*TO DO:* Copy every line from the records below that holds the word "this".
= Beginning of Section =
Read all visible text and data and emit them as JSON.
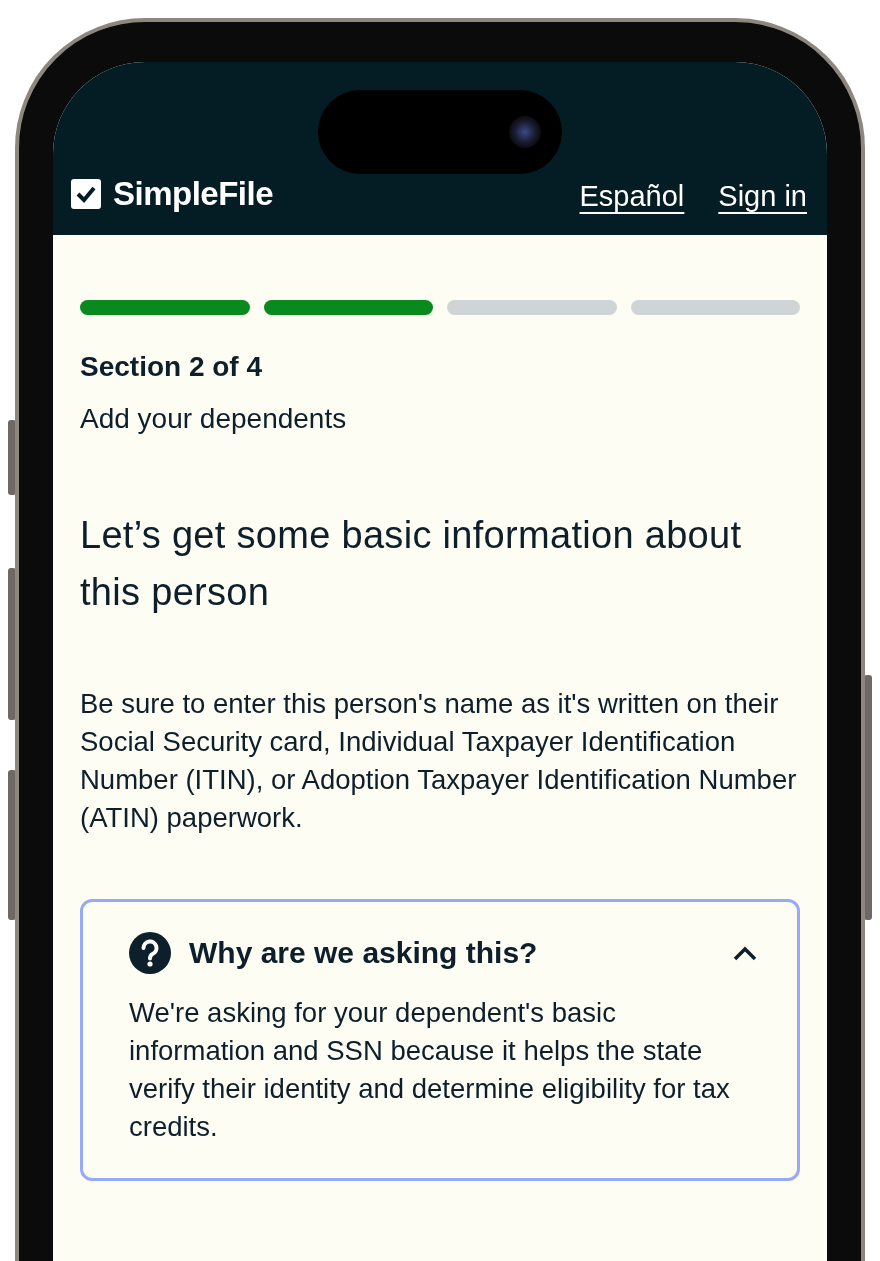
{
  "header": {
    "logo": "SimpleFile",
    "links": [
      "Español",
      "Sign in"
    ]
  },
  "progress": [
    {
      "complete": true
    },
    {
      "complete": true
    },
    {
      "complete": false
    },
    {
      "complete": false
    }
  ],
  "section": "Section 2 of 4",
  "subtitle": "Add your dependents",
  "heading": "Let’s get some basic information about this person",
  "intro": "Be sure to enter this person's name as it's written on their Social Security card, Individual Taxpayer Identification Number (ITIN), or Adoption Taxpayer Identification Number (ATIN) paperwork.",
  "help": {
    "title": "Why are we asking this?",
    "expanded": true,
    "body": "We're asking for your dependent's basic information and SSN because it helps the state verify their identity and determine eligibility for tax credits."
  }
}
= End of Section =
*TASK ANSWER:*
  "heading": "Let’s get some basic information about this person",
  "intro": "Be sure to enter this person's name as it's written on their Social Security card, Individual Taxpayer Identification Number (ITIN), or Adoption Taxpayer Identification Number (ATIN) paperwork.",
    "title": "Why are we asking this?",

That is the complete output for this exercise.